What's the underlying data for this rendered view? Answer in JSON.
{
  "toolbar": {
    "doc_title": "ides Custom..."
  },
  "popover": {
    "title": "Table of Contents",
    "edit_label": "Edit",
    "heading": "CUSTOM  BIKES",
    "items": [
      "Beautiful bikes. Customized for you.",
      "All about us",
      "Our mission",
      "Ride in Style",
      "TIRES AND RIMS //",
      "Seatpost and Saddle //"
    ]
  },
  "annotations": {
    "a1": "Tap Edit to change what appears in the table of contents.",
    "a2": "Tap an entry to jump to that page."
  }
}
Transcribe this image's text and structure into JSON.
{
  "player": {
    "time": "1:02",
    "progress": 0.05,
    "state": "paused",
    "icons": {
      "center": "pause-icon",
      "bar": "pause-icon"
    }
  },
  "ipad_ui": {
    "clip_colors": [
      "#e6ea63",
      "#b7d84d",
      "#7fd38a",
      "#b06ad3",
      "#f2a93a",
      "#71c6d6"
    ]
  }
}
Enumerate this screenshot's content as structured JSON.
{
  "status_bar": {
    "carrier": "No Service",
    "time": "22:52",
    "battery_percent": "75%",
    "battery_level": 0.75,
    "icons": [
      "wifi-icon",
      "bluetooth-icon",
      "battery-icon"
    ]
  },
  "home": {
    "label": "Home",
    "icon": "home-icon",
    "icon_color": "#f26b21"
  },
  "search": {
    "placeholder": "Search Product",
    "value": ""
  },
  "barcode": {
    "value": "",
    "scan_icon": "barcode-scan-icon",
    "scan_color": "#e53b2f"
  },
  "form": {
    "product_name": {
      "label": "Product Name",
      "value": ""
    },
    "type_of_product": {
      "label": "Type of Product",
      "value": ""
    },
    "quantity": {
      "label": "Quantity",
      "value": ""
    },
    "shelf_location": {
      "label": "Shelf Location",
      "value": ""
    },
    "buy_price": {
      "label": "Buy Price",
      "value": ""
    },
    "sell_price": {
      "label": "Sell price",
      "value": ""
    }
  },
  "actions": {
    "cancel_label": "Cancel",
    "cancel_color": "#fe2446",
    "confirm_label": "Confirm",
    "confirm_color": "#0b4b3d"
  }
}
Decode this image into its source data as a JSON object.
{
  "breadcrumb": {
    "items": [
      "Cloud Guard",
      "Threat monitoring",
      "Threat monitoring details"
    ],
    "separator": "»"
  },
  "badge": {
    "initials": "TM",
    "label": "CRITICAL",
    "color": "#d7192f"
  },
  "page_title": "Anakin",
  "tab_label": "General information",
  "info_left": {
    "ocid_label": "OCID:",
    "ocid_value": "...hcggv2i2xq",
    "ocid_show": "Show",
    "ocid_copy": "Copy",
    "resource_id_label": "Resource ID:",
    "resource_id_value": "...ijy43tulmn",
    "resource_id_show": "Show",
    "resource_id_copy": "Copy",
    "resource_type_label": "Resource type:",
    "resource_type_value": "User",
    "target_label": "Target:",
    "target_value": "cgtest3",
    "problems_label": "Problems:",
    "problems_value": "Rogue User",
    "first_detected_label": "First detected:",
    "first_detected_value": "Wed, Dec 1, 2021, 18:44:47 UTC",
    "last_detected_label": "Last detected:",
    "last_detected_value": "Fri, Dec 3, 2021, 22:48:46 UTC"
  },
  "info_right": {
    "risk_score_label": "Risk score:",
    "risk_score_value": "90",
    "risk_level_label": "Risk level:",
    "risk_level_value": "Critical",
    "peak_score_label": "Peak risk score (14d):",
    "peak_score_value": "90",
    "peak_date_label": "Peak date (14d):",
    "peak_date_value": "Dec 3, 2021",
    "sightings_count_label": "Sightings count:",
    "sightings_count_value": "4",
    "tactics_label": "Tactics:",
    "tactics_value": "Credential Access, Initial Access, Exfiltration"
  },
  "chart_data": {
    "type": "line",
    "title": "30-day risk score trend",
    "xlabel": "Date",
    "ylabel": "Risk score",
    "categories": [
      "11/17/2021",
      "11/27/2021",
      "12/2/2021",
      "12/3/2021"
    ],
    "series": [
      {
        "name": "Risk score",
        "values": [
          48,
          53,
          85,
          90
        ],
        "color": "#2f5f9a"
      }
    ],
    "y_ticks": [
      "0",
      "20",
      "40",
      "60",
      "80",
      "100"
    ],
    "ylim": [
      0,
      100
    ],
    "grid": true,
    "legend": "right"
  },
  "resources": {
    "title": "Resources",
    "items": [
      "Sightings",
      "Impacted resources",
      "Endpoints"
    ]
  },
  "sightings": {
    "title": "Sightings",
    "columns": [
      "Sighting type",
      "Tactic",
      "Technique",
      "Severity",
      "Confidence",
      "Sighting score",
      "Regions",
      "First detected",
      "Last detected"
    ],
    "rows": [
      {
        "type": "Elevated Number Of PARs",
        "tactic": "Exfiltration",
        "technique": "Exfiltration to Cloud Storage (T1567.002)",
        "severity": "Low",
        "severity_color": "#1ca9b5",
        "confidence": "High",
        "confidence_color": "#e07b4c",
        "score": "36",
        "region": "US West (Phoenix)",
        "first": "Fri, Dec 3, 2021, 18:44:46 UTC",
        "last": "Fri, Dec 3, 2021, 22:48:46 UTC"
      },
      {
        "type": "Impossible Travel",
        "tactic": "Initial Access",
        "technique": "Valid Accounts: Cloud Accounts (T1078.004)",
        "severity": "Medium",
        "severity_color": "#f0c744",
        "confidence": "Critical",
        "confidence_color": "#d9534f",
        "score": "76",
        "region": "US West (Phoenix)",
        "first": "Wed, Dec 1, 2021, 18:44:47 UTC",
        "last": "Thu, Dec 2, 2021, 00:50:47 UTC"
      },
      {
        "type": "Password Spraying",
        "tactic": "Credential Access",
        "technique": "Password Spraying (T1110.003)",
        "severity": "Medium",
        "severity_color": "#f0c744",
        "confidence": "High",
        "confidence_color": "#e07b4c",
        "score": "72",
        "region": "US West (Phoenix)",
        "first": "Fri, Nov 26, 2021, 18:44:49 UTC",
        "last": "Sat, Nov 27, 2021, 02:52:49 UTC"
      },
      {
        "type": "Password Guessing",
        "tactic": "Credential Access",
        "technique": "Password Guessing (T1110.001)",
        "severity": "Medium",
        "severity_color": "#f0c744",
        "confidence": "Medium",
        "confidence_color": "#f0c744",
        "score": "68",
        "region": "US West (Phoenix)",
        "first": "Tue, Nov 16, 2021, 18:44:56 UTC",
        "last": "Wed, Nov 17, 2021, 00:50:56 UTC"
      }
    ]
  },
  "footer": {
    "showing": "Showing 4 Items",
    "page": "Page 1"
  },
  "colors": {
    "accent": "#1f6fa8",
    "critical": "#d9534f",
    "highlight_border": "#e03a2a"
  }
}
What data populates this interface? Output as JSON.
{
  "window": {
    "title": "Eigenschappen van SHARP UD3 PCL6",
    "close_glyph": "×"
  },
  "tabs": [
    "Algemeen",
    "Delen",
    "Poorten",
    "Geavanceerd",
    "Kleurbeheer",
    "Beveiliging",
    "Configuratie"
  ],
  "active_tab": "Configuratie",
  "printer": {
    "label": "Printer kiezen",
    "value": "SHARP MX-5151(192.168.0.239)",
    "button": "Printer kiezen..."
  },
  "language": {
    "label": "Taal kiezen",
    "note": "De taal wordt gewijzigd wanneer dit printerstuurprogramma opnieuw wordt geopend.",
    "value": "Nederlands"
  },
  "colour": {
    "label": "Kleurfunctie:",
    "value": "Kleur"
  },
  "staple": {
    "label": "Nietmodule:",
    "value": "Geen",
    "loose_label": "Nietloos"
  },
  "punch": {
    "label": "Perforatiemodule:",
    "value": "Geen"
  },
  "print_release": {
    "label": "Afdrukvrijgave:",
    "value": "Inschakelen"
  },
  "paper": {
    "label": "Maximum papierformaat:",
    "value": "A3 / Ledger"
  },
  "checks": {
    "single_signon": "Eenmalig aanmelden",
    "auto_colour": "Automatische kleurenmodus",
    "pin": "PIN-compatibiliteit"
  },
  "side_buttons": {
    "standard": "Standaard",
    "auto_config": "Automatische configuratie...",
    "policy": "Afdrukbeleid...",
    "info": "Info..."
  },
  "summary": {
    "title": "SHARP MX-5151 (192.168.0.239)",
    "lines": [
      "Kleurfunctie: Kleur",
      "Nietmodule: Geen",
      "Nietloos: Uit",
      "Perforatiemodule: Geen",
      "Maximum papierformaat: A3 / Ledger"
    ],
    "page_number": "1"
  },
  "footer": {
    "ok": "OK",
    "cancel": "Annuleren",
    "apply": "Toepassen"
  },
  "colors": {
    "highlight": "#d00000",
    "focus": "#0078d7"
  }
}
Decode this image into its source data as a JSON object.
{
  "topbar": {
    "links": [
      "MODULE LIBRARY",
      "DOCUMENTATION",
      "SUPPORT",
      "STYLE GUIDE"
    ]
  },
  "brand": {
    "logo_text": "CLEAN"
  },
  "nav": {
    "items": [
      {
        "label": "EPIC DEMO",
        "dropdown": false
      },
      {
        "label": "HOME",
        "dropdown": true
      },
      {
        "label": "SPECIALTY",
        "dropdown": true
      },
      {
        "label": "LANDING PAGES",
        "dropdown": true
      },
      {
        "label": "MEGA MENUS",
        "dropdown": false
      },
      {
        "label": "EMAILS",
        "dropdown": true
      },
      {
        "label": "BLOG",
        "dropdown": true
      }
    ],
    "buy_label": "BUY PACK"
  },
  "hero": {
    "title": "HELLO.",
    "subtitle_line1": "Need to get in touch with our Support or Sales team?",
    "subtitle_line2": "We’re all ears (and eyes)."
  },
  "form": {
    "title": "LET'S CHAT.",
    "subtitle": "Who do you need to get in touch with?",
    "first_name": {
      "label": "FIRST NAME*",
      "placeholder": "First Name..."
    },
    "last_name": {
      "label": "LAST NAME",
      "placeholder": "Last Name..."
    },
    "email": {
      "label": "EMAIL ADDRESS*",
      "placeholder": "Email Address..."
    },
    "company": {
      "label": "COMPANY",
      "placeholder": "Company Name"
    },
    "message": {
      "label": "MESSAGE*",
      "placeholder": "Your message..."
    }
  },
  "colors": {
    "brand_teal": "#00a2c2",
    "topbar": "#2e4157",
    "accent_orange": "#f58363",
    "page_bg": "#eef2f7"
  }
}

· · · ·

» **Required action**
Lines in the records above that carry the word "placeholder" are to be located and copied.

» **Exercise output**
    "placeholder": "Search Product",
      "placeholder": "First Name..."
      "placeholder": "Last Name..."
      "placeholder": "Email Address..."
      "placeholder": "Company Name"
      "placeholder": "Your message..."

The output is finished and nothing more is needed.